A top-secret government program rescues orphans from the streets, covertly trains them to become instruments in service to their goal, until one subject breaks from the organization in rebellion and spends his life running from those who feel they own him while trying to help those in need. This one sentence synopsis is chock-full of tropes from the international spy genre, calling to mind works like The Bourne Identity, James Bond, and others. However, with this as its backdrop, Gregg Hurwitz has managed to launch a new series without it feeling derivative or falling into the landmines that so many before him failed to foresee. Orphan X is at once, both familiar and original.

Evan Smoak is a man who now lives his life as the Nowhere Man. When his unlisted cell phone rings, he knows that someone is being wronged in some way and he must act to stop this injustice. Taking on one assignment at a time, when he is successful in helping out a needy individual, that person is instructed to pass the phone number on to only one other troubled citizen. In this way, Evan is able to stay under the radar and out of the sight lines of the government organization hunting him down.

When his latest assignment does not go as planned, Evan Smoak realizes that his past is catching up with him. If he doesn’t discover the leak soon, those involved in the Orphan program – both those in charge and the other Orphan agents – might succeed is stopping him forever.

Gregg Hurwitz is to be commended for keeping the action high, but the techno-babble low. Orphan X could easily have become a shoot ‘em up thriller with massive details on guns, explosions, and the like. But instead, Hurwitz chooses to dig deep into the heart of Evan Smoak and elucidate the man under the armor. Some of the most affective and effecting passages in the novel involve the interactions between Evan and the young son of his upstairs neighbor. Evan – a man who never had parents – stumbles through learning what it means to be a role model and doesn’t always get it right. It is rare to see failings like this in a man who is purported to be a superhuman, killing machine.

This is not to say that the action scenes are lacking, however. Nor are necessary details overlooked. One extended sequence in which Evan researches a sniper’s perch overflows with tension and enough technical detail to craft true verisimilitude. Like many scenes in the book, readers will easily envision this happening on the big screen.

Evan’s childhood on the streets of East Baltimore is touched upon, while the majority of the present day action takes place in Los Angeles and Las Vegas. Since the Nowhere Man’s “job” could take him, the setting for future adventures is limitless.

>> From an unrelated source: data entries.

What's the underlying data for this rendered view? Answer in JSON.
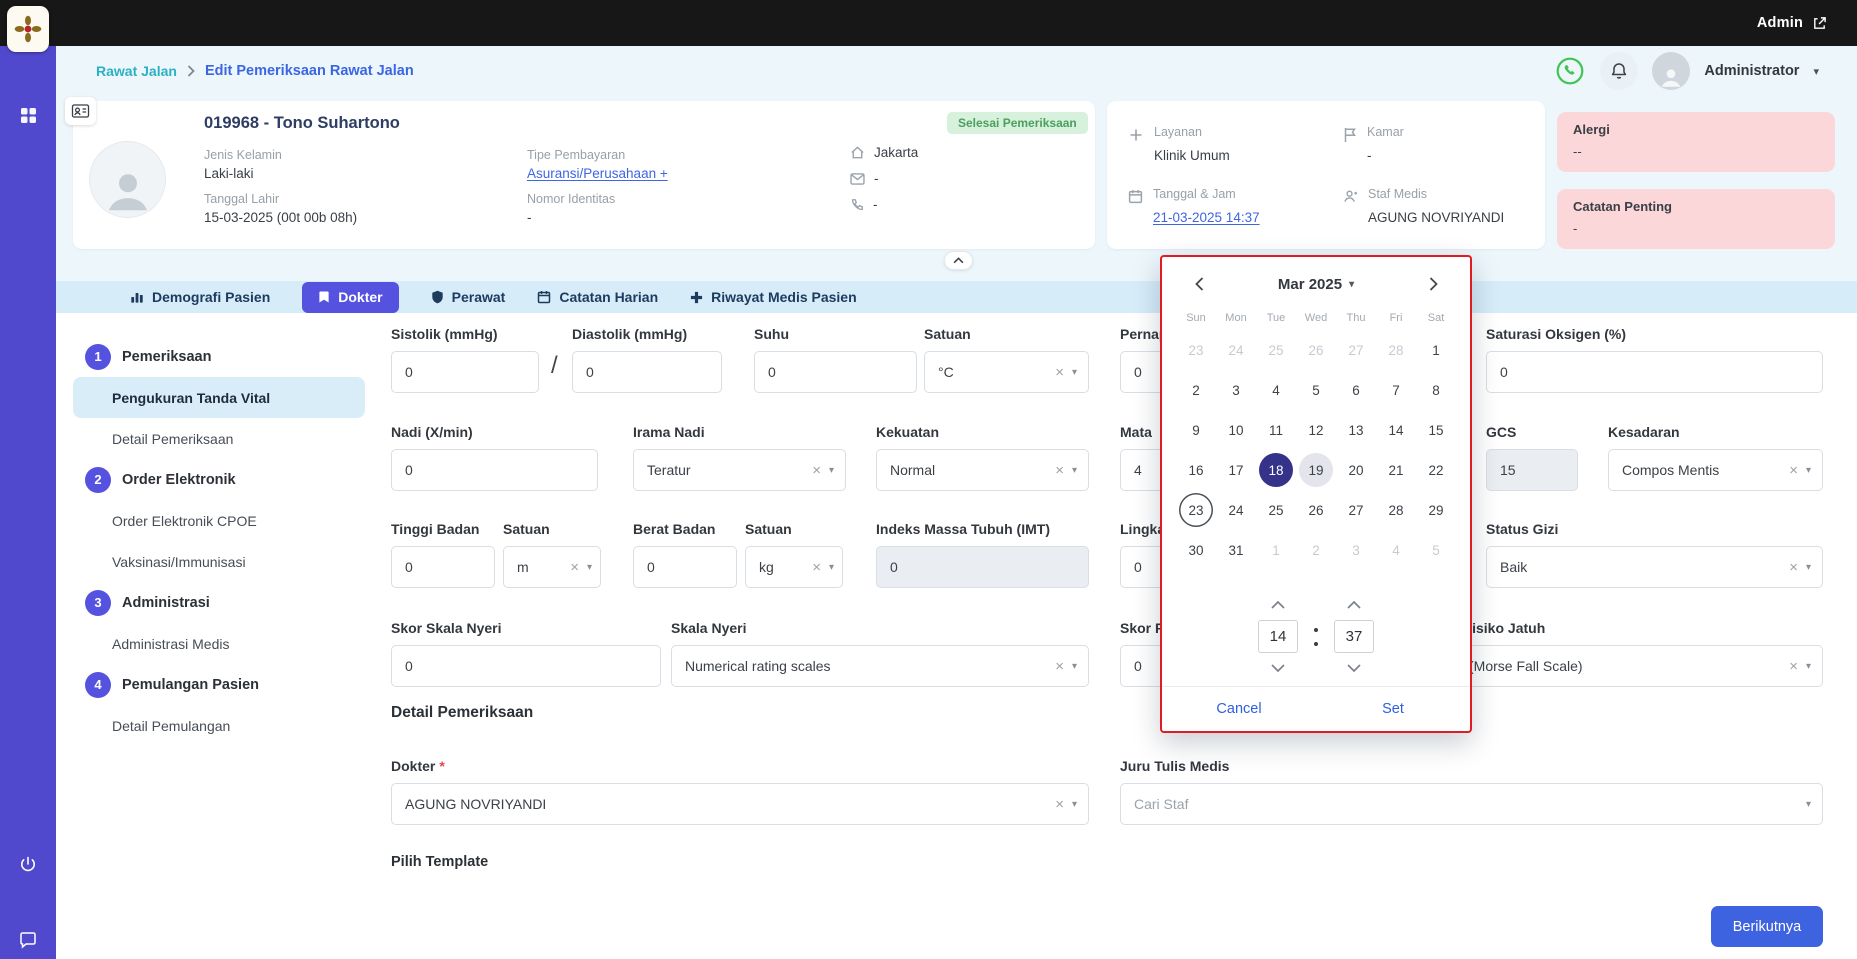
{
  "icons": {
    "clear": "×",
    "caret": "▾"
  },
  "sidebar_icons": [
    "apps-grid-icon",
    "power-icon",
    "chat-icon"
  ],
  "topbar": {
    "admin_label": "Admin"
  },
  "breadcrumb": {
    "items": [
      "Rawat Jalan",
      "Edit Pemeriksaan Rawat Jalan"
    ],
    "user_label": "Administrator"
  },
  "patient": {
    "name": "019968 - Tono Suhartono",
    "status_badge": "Selesai Pemeriksaan",
    "info": [
      {
        "label": "Jenis Kelamin",
        "value": "Laki-laki"
      },
      {
        "label": "Tanggal Lahir",
        "value": "15-03-2025 (00t 00b 08h)"
      },
      {
        "label": "Tipe Pembayaran",
        "value": "Asuransi/Perusahaan +"
      },
      {
        "label": "Nomor Identitas",
        "value": "-"
      }
    ],
    "contact": [
      {
        "icon": "home-icon",
        "value": "Jakarta"
      },
      {
        "icon": "mail-icon",
        "value": "-"
      },
      {
        "icon": "phone-icon",
        "value": "-"
      }
    ],
    "service": [
      {
        "icon": "medical-icon",
        "label": "Layanan",
        "value": "Klinik Umum"
      },
      {
        "icon": "flag-icon",
        "label": "Kamar",
        "value": "-"
      },
      {
        "icon": "calendar-icon",
        "label": "Tanggal & Jam",
        "value": "21-03-2025 14:37"
      },
      {
        "icon": "staff-icon",
        "label": "Staf Medis",
        "value": "AGUNG NOVRIYANDI"
      }
    ],
    "alerts": [
      {
        "label": "Alergi",
        "value": "--"
      },
      {
        "label": "Catatan Penting",
        "value": "-"
      }
    ]
  },
  "tabs": [
    {
      "label": "Demografi Pasien",
      "icon": "chart",
      "active": false
    },
    {
      "label": "Dokter",
      "icon": "doctor",
      "active": true
    },
    {
      "label": "Perawat",
      "icon": "shield",
      "active": false
    },
    {
      "label": "Catatan Harian",
      "icon": "calendar",
      "active": false
    },
    {
      "label": "Riwayat Medis Pasien",
      "icon": "medical-plus",
      "active": false
    }
  ],
  "nav": {
    "sections": [
      {
        "num": "1",
        "title": "Pemeriksaan",
        "items": [
          {
            "label": "Pengukuran Tanda Vital",
            "active": true
          },
          {
            "label": "Detail Pemeriksaan",
            "active": false
          }
        ]
      },
      {
        "num": "2",
        "title": "Order Elektronik",
        "items": [
          {
            "label": "Order Elektronik CPOE",
            "active": false
          },
          {
            "label": "Vaksinasi/Immunisasi",
            "active": false
          }
        ]
      },
      {
        "num": "3",
        "title": "Administrasi",
        "items": [
          {
            "label": "Administrasi Medis",
            "active": false
          }
        ]
      },
      {
        "num": "4",
        "title": "Pemulangan Pasien",
        "items": [
          {
            "label": "Detail Pemulangan",
            "active": false
          }
        ]
      }
    ]
  },
  "form": {
    "bp_separator": "/",
    "sistolik": {
      "label": "Sistolik (mmHg)",
      "value": "0"
    },
    "diastolik": {
      "label": "Diastolik (mmHg)",
      "value": "0"
    },
    "suhu": {
      "label": "Suhu",
      "value": "0"
    },
    "suhu_satuan": {
      "label": "Satuan",
      "value": "°C"
    },
    "pernapasan": {
      "label": "Pernapasan (X/min)",
      "value": "0"
    },
    "saturasi": {
      "label": "Saturasi Oksigen (%)",
      "value": "0"
    },
    "nadi": {
      "label": "Nadi (X/min)",
      "value": "0"
    },
    "irama_nadi": {
      "label": "Irama Nadi",
      "value": "Teratur"
    },
    "kekuatan": {
      "label": "Kekuatan",
      "value": "Normal"
    },
    "mata": {
      "label": "Mata",
      "value": "4"
    },
    "gcs": {
      "label": "GCS",
      "value": "15"
    },
    "kesadaran": {
      "label": "Kesadaran",
      "value": "Compos Mentis"
    },
    "tinggi": {
      "label": "Tinggi Badan",
      "value": "0"
    },
    "tinggi_satuan": {
      "label": "Satuan",
      "value": "m"
    },
    "berat": {
      "label": "Berat Badan",
      "value": "0"
    },
    "berat_satuan": {
      "label": "Satuan",
      "value": "kg"
    },
    "imt": {
      "label": "Indeks Massa Tubuh (IMT)",
      "value": "0"
    },
    "lingkar": {
      "label": "Lingkar Perut",
      "value": "0"
    },
    "status_gizi": {
      "label": "Status Gizi",
      "value": "Baik"
    },
    "skor_nyeri": {
      "label": "Skor Skala Nyeri",
      "value": "0"
    },
    "skala_nyeri": {
      "label": "Skala Nyeri",
      "value": "Numerical rating scales"
    },
    "skor_jatuh": {
      "label": "Skor Risiko Jatuh",
      "value": "0"
    },
    "risiko_jatuh": {
      "label": "Risiko Jatuh",
      "value": "(Morse Fall Scale)"
    },
    "section_heading": "Detail Pemeriksaan",
    "dokter": {
      "label": "Dokter",
      "required": "*",
      "value": "AGUNG NOVRIYANDI"
    },
    "juru": {
      "label": "Juru Tulis Medis",
      "placeholder": "Cari Staf"
    },
    "pilih_template_label": "Pilih Template",
    "next_button_label": "Berikutnya"
  },
  "datepicker": {
    "month_label": "Mar 2025",
    "weekdays": [
      "Sun",
      "Mon",
      "Tue",
      "Wed",
      "Thu",
      "Fri",
      "Sat"
    ],
    "weeks": [
      [
        {
          "d": "23",
          "s": "muted"
        },
        {
          "d": "24",
          "s": "muted"
        },
        {
          "d": "25",
          "s": "muted"
        },
        {
          "d": "26",
          "s": "muted"
        },
        {
          "d": "27",
          "s": "muted"
        },
        {
          "d": "28",
          "s": "muted"
        },
        {
          "d": "1"
        }
      ],
      [
        {
          "d": "2"
        },
        {
          "d": "3"
        },
        {
          "d": "4"
        },
        {
          "d": "5"
        },
        {
          "d": "6"
        },
        {
          "d": "7"
        },
        {
          "d": "8"
        }
      ],
      [
        {
          "d": "9"
        },
        {
          "d": "10"
        },
        {
          "d": "11"
        },
        {
          "d": "12"
        },
        {
          "d": "13"
        },
        {
          "d": "14"
        },
        {
          "d": "15"
        }
      ],
      [
        {
          "d": "16"
        },
        {
          "d": "17"
        },
        {
          "d": "18",
          "s": "selected"
        },
        {
          "d": "19",
          "s": "focus"
        },
        {
          "d": "20"
        },
        {
          "d": "21"
        },
        {
          "d": "22"
        }
      ],
      [
        {
          "d": "23",
          "s": "today"
        },
        {
          "d": "24"
        },
        {
          "d": "25"
        },
        {
          "d": "26"
        },
        {
          "d": "27"
        },
        {
          "d": "28"
        },
        {
          "d": "29"
        }
      ],
      [
        {
          "d": "30"
        },
        {
          "d": "31"
        },
        {
          "d": "1",
          "s": "muted"
        },
        {
          "d": "2",
          "s": "muted"
        },
        {
          "d": "3",
          "s": "muted"
        },
        {
          "d": "4",
          "s": "muted"
        },
        {
          "d": "5",
          "s": "muted"
        }
      ]
    ],
    "hour": "14",
    "minute": "37",
    "cancel_label": "Cancel",
    "set_label": "Set"
  }
}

It is obvious that Orphan X is a set-up for an extended series featuring Evan Smoak, but Gregg Hurwitz does a nice job of telling a complete story in this first novel. There are threads left open, but readers won’t come away feeling like half of the story is still missing. Hurwitz uses the out-of-fashion technique of titling each chapter which works to entice the reader to consume just one more chapter and also helps to give the novel the feel of a classic.

Evan Smoak is a vodka connoisseur and readers should immediately recognized Orphan X as a top-shelf thriller. It is time to belly up to the bar and consume this well-crafted series debut from Gregg Hurwitz.